§ **Requirement**
Below are the entries; return every line among them that holds the word "Tools".
Dataset records: Begin
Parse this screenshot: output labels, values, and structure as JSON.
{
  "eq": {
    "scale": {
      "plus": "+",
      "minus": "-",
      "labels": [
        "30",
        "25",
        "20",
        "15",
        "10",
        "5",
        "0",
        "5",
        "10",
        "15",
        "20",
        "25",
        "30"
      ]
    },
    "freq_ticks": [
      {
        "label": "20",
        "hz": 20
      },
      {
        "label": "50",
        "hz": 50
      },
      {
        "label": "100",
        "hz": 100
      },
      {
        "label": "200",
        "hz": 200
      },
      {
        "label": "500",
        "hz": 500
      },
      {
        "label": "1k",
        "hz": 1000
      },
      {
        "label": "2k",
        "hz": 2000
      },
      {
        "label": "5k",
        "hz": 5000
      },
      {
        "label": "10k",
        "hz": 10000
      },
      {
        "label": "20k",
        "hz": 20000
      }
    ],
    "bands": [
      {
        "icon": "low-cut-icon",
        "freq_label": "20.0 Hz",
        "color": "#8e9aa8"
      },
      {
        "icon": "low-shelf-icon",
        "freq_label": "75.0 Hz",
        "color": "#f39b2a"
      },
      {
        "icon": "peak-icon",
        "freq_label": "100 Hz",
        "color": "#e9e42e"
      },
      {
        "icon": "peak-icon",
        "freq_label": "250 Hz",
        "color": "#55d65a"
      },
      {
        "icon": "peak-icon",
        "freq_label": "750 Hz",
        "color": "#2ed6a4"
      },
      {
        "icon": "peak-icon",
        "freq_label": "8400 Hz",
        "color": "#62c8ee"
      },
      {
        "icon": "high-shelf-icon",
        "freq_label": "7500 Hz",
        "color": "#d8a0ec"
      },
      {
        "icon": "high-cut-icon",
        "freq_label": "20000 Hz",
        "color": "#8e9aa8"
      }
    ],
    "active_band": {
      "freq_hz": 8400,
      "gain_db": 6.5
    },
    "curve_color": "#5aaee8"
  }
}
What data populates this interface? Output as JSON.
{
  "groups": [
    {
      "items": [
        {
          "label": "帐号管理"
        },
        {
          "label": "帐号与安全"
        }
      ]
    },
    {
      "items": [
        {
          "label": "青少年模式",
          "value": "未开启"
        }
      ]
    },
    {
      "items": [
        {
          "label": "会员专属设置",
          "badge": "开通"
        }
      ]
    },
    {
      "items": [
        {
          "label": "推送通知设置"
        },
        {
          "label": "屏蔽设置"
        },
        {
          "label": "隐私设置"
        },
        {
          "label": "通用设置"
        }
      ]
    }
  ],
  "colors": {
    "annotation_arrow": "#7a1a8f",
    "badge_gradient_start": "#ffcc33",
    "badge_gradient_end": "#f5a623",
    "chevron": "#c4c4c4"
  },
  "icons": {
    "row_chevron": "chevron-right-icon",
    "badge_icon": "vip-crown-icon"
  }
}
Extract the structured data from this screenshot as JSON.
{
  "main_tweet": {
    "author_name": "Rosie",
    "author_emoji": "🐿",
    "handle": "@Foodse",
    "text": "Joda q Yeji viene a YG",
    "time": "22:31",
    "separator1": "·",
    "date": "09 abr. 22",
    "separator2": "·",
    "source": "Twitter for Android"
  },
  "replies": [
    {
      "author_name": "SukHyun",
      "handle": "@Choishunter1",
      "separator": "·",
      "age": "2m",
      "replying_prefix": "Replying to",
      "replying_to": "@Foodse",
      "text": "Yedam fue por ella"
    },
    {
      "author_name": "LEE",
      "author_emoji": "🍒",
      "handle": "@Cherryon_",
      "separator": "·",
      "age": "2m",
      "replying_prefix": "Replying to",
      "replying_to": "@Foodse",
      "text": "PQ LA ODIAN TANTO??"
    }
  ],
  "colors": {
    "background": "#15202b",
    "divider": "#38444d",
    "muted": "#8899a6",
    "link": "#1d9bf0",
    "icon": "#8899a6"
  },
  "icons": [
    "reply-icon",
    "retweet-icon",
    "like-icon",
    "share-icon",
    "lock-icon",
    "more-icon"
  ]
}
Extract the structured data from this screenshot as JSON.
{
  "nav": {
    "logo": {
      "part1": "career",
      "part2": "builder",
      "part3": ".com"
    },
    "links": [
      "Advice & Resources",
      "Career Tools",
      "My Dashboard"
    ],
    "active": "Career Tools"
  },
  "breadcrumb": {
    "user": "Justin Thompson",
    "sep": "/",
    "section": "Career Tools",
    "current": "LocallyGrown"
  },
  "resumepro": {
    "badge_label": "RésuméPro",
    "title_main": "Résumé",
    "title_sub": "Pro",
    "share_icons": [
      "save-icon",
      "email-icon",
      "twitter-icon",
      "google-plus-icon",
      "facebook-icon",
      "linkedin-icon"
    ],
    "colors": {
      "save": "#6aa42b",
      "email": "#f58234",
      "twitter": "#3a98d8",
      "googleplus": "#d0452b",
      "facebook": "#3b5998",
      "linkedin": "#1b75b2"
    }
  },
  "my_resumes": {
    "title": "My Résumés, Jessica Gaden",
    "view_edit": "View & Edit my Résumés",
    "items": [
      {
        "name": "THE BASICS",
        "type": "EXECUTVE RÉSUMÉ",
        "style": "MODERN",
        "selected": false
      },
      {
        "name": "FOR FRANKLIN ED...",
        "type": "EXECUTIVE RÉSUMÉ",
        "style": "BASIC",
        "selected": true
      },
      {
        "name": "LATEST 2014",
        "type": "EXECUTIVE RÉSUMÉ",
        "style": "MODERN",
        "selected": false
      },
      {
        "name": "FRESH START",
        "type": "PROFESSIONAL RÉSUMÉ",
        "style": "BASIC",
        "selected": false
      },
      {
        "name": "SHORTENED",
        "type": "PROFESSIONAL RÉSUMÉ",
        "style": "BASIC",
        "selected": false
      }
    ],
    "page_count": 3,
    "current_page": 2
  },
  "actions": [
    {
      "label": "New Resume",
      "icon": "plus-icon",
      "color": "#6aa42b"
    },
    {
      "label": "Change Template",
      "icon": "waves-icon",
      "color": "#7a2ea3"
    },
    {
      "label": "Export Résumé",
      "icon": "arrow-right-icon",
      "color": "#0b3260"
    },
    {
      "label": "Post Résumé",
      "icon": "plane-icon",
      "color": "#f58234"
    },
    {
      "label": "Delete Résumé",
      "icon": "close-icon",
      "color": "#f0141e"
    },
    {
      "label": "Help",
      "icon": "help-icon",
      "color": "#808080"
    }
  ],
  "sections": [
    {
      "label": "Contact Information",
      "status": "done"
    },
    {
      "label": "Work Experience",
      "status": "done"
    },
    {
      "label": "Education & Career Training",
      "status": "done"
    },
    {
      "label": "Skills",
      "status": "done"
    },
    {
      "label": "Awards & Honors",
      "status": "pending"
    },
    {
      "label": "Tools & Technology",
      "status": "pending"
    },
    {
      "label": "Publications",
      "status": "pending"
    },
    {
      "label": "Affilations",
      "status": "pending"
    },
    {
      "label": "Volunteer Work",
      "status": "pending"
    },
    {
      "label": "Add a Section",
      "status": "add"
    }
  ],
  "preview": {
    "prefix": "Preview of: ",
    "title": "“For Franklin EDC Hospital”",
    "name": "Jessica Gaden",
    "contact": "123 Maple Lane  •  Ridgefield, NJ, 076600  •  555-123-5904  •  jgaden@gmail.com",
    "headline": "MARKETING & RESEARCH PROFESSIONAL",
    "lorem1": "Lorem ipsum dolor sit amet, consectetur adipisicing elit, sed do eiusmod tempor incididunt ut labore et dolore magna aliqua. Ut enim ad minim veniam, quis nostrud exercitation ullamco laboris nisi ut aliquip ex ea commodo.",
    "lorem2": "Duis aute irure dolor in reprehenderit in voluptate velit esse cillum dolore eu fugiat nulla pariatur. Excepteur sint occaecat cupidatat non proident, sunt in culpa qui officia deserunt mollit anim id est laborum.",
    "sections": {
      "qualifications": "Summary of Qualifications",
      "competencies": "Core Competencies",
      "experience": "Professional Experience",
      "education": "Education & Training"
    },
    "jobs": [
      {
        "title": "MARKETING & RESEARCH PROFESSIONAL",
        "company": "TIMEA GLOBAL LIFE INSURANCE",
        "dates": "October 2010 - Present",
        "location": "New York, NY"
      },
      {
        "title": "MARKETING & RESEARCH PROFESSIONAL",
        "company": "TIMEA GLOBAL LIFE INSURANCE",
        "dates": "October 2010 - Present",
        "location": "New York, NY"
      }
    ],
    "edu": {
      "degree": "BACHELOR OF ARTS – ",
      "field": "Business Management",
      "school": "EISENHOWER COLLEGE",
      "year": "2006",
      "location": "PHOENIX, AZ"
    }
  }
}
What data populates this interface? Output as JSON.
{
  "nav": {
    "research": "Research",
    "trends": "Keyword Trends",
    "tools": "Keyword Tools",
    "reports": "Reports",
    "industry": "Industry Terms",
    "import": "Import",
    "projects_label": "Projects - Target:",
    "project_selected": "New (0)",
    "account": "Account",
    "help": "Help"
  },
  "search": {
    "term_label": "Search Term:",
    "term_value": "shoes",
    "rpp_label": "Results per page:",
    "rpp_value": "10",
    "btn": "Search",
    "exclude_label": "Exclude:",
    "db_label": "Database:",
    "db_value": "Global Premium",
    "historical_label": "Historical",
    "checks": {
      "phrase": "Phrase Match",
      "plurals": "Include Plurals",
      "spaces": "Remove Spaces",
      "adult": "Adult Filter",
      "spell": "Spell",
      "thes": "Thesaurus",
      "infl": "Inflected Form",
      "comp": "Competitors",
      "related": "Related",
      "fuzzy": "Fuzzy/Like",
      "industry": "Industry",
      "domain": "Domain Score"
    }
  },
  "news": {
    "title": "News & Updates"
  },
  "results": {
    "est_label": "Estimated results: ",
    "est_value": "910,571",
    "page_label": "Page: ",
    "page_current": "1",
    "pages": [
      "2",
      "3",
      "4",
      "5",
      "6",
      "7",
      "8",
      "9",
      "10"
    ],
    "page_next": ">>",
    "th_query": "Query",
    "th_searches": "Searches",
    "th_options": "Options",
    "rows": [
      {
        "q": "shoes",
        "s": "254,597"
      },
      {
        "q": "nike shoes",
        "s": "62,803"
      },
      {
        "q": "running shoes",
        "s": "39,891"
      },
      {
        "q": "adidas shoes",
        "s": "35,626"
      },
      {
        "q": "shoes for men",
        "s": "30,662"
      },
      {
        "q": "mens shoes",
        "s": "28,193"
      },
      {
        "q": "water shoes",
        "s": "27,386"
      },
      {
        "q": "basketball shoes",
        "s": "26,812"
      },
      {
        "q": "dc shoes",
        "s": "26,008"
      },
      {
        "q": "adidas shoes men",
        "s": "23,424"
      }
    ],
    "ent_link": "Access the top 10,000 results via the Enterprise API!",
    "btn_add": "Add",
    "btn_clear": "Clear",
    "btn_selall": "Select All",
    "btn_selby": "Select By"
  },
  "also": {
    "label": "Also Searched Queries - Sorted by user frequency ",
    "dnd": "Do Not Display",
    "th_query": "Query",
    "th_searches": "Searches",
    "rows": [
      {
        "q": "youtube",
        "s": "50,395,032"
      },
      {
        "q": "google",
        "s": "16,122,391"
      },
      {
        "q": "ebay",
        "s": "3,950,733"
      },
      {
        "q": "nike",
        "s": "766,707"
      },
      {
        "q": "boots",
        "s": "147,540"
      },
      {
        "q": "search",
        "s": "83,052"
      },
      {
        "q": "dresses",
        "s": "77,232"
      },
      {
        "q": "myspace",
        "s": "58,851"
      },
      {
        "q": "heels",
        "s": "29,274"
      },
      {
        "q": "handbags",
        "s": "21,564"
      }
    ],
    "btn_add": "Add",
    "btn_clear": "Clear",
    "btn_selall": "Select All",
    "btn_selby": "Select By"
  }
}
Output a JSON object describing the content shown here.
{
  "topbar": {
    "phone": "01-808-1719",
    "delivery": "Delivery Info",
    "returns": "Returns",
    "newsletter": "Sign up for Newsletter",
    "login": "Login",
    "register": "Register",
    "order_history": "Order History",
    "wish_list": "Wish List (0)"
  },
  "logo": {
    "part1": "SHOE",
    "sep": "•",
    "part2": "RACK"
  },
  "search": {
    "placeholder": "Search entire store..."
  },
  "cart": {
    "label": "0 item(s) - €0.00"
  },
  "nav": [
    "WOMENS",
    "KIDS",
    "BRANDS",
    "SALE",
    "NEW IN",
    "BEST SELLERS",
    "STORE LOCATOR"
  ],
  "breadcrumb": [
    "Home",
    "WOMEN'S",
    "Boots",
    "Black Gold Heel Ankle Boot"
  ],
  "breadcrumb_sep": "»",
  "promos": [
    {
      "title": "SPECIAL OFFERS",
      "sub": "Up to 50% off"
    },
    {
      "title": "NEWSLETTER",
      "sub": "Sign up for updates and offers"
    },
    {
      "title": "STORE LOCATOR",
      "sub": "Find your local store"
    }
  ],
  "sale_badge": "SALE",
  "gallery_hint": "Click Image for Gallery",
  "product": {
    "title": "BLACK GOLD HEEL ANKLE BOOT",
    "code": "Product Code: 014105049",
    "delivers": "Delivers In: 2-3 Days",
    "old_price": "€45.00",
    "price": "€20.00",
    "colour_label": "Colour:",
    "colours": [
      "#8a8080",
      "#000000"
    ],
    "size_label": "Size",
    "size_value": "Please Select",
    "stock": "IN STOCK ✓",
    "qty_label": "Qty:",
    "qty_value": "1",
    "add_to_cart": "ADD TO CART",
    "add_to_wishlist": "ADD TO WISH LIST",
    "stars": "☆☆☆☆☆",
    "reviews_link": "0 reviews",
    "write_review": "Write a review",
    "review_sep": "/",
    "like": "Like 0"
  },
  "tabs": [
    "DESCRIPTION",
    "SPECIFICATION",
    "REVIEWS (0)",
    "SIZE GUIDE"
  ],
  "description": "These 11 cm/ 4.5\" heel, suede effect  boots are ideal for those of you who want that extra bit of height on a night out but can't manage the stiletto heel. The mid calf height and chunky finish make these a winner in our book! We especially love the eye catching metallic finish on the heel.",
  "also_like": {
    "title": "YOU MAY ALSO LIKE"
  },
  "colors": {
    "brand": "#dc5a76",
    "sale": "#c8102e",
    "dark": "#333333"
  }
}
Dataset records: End
§ **Output of the exercise**
      "Career Tools",
    "active": "Career Tools"
    "section": "Career Tools",
      "label": "Tools & Technology",
    "tools": "Keyword Tools",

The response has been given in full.